Everyone loves a fun day out in the sun, but there can be consequences if you don't protect your skin with ever-important sunscreen. Freckles and sun spots have many similarities, even though they are different patches that appear on the skin after exposure to UV rays. Freckles rely more on genetics, while sun spots develop with age. 

Freckles are small flat spots that tend to appear in groups, while sun spots are typically larger and darker. While both are usually benign, this isn't always the case. It's essential to know how to identify freckles and sun spots so you can recognize when one looks potentially dangerous and visit a dermatologist. 

Since you need sun exposure to get both freckles and sun spots, you should be concerned when they appear on an area of your body that is always covered. How the hyperpigmentation looks also tells you if it's an average mark or potentially cancerous. Melanomas stand out from benign marks as they often have blurry borders, look asymmetric, and can be multiple shades of brown (via National Cancer Institute). At first, it may look similar to a freckle or sun spot, but it can change as it leaves the early stages of cancer. 

Knowing what to look for in freckles and sun spots can save you from leaving a melanoma untreated.

Freckles are genetic

Freckles are nothing to worry about. They usually appear on people with lighter complexions as a way for their skin to protect them from the sun. Instead of getting an even tan, their melanocytes gather together to make the spots that are freckles, per Cleveland Clinic. They're a genetic trait, so for some people, the only way they can prevent them from developing on their skin is to never go into the sun. Even children can have freckles after spending an extended period of time outside. You need the UV rays to shine on you to get this type of hyperpigmentation. That's why they're primarily seen on the face, shoulders, arms, and chest.

Identifying freckles over sun spots is easy. They're flat spots that appear in shades of brown and sometimes red. You can find them in groups, with each mark being relatively small. The best way to recognize whether you have freckles is if they begin to fade away after summer is over. Without consistent exposure to UV rays, they will start to disappear. That's why many people don't have a constellation of freckles on their face during winter. These marks aren't dangerous (and freckles can even be fashionable!), but they do indicate that you need to wear more sunscreen.

Sun spots come from spending years in the sun

Sun spots are similar to freckles but slightly different. They aren't genetic, although people with lighter skin tones are more likely to get them. The skin needs harmful UV rays to shine on it for a sun spot to appear, per Mayo Clinic. Then the body will produce melanin as a way to protect you. Except, since it has been doing this over and over again every year, the area of discoloration becomes larger as multiple pigmented cells lump together. 

The sun spot will be flat and can be any shade of brown. They're typically darker and larger than freckles, with the largest being around 2 centimeters in diameter. They may fade over time, but it's unlikely. Sun spots are also harmless. Just keep an eye on the hyperpigmentation to ensure it doesn't change over time. If it does, you should see a dermatologist to rule out the beginning stages of melanoma.
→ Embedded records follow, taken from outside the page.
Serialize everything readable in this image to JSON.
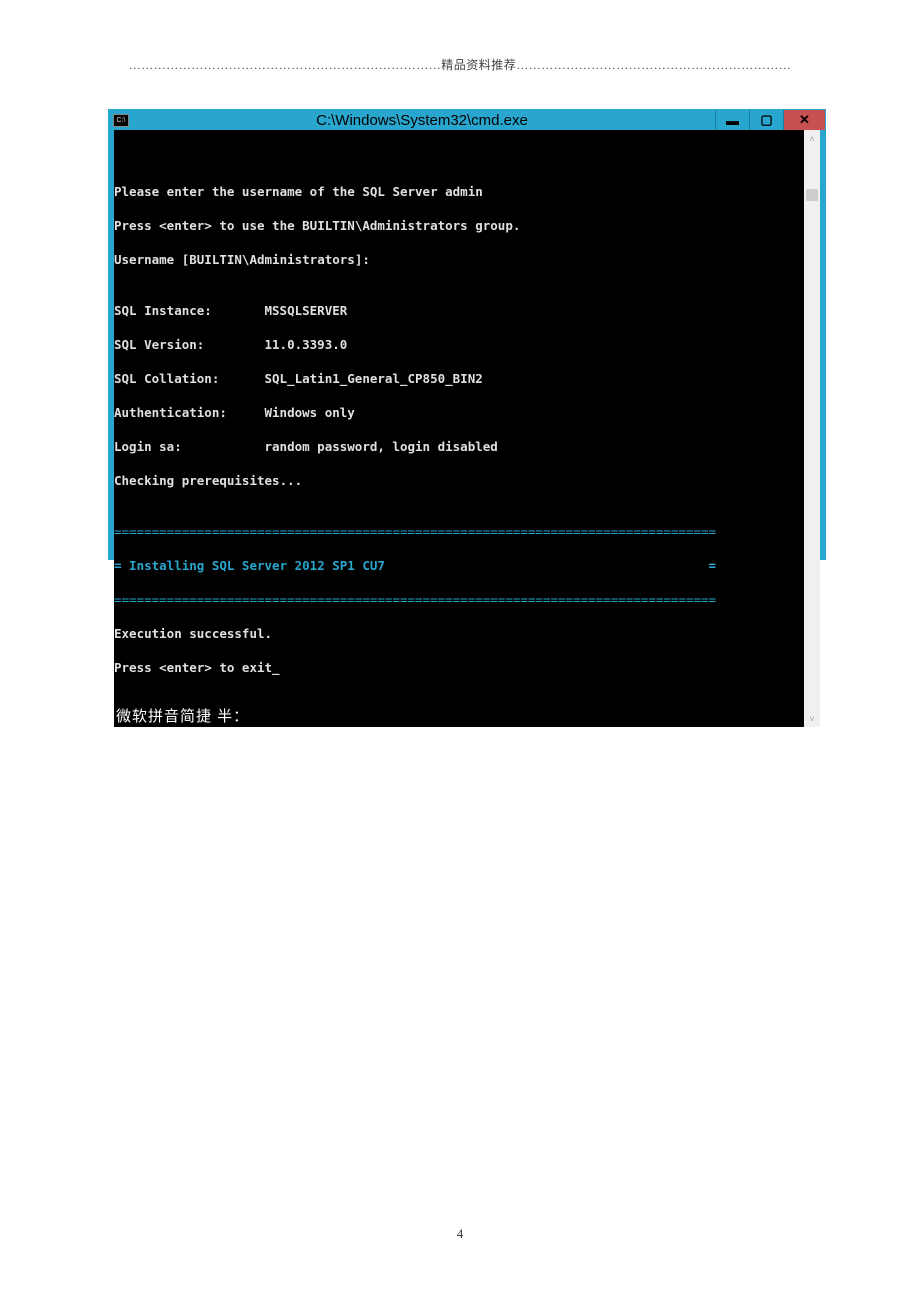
{
  "doc": {
    "header_dots_left": "…………………………………………………………………",
    "header_text": "精品资料推荐",
    "header_dots_right": "…………………………………………………………",
    "page_number": "4"
  },
  "window": {
    "icon_text": "C:\\",
    "title": "C:\\Windows\\System32\\cmd.exe",
    "buttons": {
      "minimize": "▬",
      "maximize": "▢",
      "close": "✕"
    }
  },
  "terminal": {
    "blank": "",
    "lines_intro": [
      "Please enter the username of the SQL Server admin",
      "Press <enter> to use the BUILTIN\\Administrators group.",
      "Username [BUILTIN\\Administrators]:"
    ],
    "props": [
      {
        "key": "SQL Instance:",
        "value": "MSSQLSERVER"
      },
      {
        "key": "SQL Version:",
        "value": "11.0.3393.0"
      },
      {
        "key": "SQL Collation:",
        "value": "SQL_Latin1_General_CP850_BIN2"
      },
      {
        "key": "Authentication:",
        "value": "Windows only"
      },
      {
        "key": "Login sa:",
        "value": "random password, login disabled"
      }
    ],
    "checking": "Checking prerequisites...",
    "sep": "================================================================================",
    "install_line": "= Installing SQL Server 2012 SP1 CU7                                           =",
    "lines_end": [
      "Execution successful.",
      "Press <enter> to exit_"
    ],
    "ime": "微软拼音简捷 半："
  },
  "scroll": {
    "up": "˄",
    "down": "˅"
  }
}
How old you are when you notice a new mark is very relevant, as they usually develop on people who are in their mid-thirties or older, per Center Aesthetic Dermatology. That's why they are also called age spots and liver spots. Children don't get these patches on their skin because they haven't gotten as many years of sun exposure. If you do notice something that looks like an age spot when you're under 30, it's important to seek a medical opinion.